[Data under study]:
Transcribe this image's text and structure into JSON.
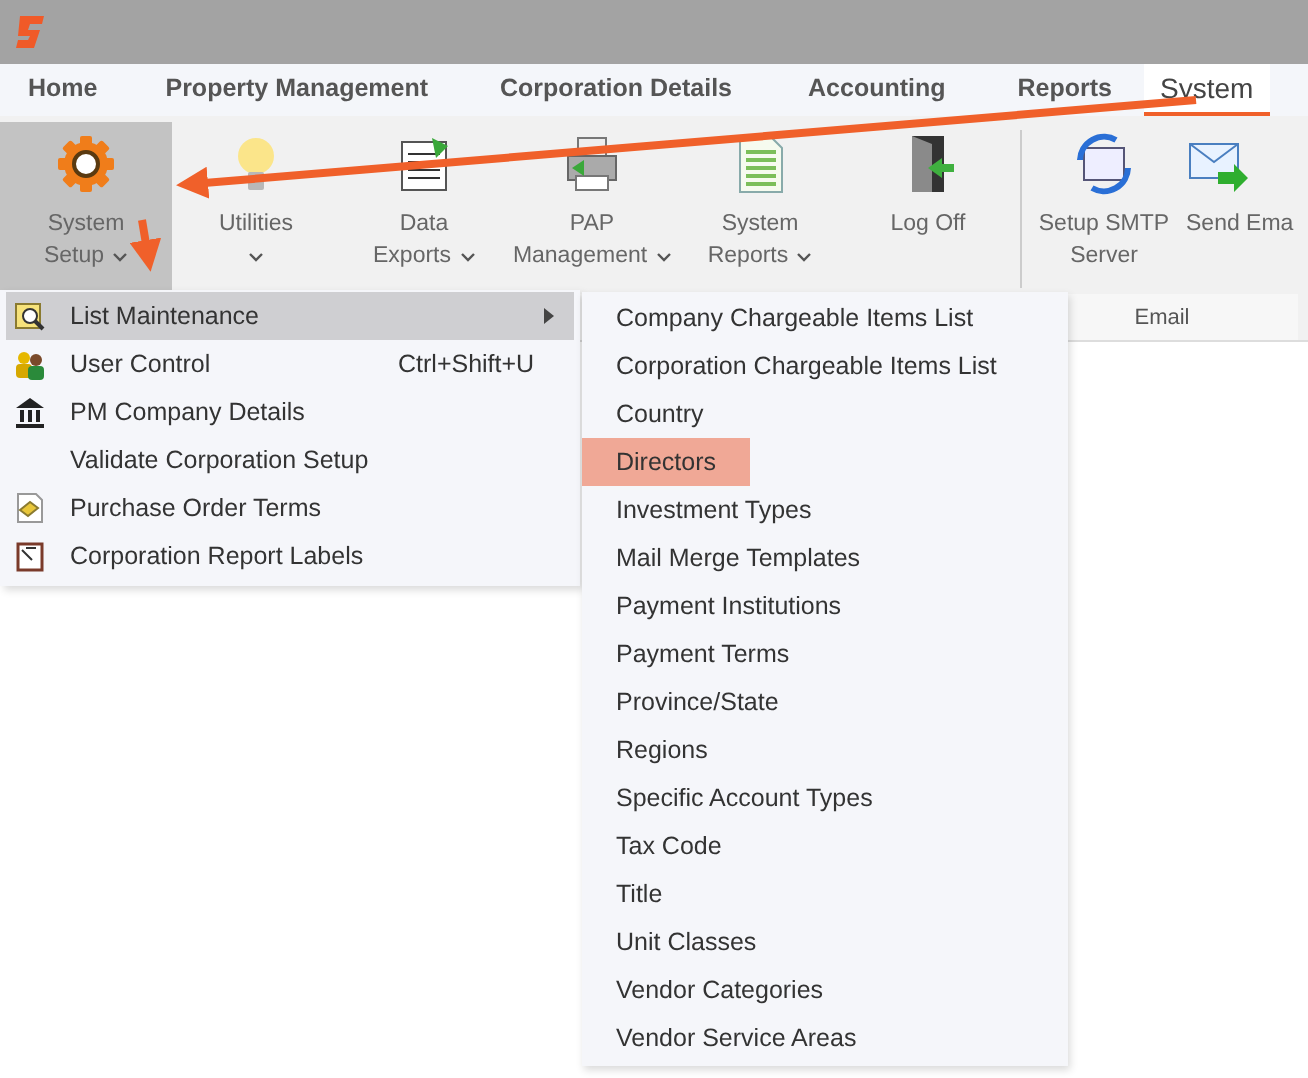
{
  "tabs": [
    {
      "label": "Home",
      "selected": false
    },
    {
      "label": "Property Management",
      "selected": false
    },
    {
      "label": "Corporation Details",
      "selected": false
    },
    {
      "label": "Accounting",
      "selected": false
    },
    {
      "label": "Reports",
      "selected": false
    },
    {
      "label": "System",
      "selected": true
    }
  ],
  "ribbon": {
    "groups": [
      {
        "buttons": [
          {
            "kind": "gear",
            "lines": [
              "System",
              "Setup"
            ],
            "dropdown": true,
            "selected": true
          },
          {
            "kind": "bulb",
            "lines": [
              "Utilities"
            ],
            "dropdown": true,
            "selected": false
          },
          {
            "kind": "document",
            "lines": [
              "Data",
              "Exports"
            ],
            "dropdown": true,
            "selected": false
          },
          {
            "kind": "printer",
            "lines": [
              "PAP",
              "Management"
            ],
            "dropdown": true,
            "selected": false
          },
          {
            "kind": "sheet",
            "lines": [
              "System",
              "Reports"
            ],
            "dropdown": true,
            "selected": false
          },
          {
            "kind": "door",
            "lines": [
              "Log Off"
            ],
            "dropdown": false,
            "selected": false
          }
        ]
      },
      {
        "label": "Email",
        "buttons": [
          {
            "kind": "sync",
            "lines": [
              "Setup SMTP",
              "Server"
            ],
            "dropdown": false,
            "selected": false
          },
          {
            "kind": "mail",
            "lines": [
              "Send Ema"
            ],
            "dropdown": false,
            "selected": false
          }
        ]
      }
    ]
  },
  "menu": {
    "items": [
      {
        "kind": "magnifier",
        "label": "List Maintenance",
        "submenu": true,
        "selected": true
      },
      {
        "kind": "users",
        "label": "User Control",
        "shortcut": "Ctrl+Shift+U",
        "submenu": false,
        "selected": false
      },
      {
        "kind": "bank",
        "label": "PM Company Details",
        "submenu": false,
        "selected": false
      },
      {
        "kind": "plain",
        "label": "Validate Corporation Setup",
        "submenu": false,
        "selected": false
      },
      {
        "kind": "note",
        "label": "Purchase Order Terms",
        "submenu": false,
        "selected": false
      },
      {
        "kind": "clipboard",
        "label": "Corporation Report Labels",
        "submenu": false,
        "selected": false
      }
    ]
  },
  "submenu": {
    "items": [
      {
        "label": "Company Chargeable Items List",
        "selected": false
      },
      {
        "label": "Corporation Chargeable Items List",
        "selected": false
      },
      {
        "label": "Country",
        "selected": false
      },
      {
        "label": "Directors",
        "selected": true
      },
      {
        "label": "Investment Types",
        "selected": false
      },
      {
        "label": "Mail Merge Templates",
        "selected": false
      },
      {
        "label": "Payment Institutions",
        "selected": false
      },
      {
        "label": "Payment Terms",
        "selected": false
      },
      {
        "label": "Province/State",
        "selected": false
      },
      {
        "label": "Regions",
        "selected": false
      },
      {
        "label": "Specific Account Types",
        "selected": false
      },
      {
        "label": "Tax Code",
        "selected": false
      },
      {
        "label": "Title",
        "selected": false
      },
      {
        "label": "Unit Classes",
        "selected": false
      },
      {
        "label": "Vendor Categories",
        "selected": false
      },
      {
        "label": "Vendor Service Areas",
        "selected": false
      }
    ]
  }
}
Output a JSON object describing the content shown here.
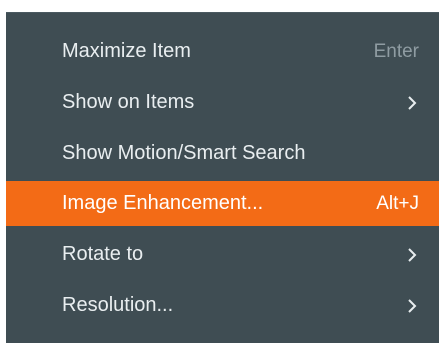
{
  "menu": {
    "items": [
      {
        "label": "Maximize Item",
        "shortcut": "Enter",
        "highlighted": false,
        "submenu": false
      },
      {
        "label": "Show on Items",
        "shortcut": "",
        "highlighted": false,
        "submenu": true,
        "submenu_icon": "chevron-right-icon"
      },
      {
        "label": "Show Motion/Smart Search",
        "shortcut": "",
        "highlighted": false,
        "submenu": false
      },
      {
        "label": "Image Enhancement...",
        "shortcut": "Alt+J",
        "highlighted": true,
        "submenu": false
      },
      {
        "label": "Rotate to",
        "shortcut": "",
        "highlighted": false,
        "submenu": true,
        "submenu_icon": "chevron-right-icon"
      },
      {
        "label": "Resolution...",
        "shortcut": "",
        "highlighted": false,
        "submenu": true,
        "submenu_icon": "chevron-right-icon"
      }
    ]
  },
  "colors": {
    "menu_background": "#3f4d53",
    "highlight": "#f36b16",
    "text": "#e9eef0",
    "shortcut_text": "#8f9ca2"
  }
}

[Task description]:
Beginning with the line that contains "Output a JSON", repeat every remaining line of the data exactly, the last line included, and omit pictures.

[Result for this task]:
Output a JSON object describing the content shown here.
{
  "menu": {
    "items": [
      {
        "label": "Maximize Item",
        "shortcut": "Enter",
        "highlighted": false,
        "submenu": false
      },
      {
        "label": "Show on Items",
        "shortcut": "",
        "highlighted": false,
        "submenu": true,
        "submenu_icon": "chevron-right-icon"
      },
      {
        "label": "Show Motion/Smart Search",
        "shortcut": "",
        "highlighted": false,
        "submenu": false
      },
      {
        "label": "Image Enhancement...",
        "shortcut": "Alt+J",
        "highlighted": true,
        "submenu": false
      },
      {
        "label": "Rotate to",
        "shortcut": "",
        "highlighted": false,
        "submenu": true,
        "submenu_icon": "chevron-right-icon"
      },
      {
        "label": "Resolution...",
        "shortcut": "",
        "highlighted": false,
        "submenu": true,
        "submenu_icon": "chevron-right-icon"
      }
    ]
  },
  "colors": {
    "menu_background": "#3f4d53",
    "highlight": "#f36b16",
    "text": "#e9eef0",
    "shortcut_text": "#8f9ca2"
  }
}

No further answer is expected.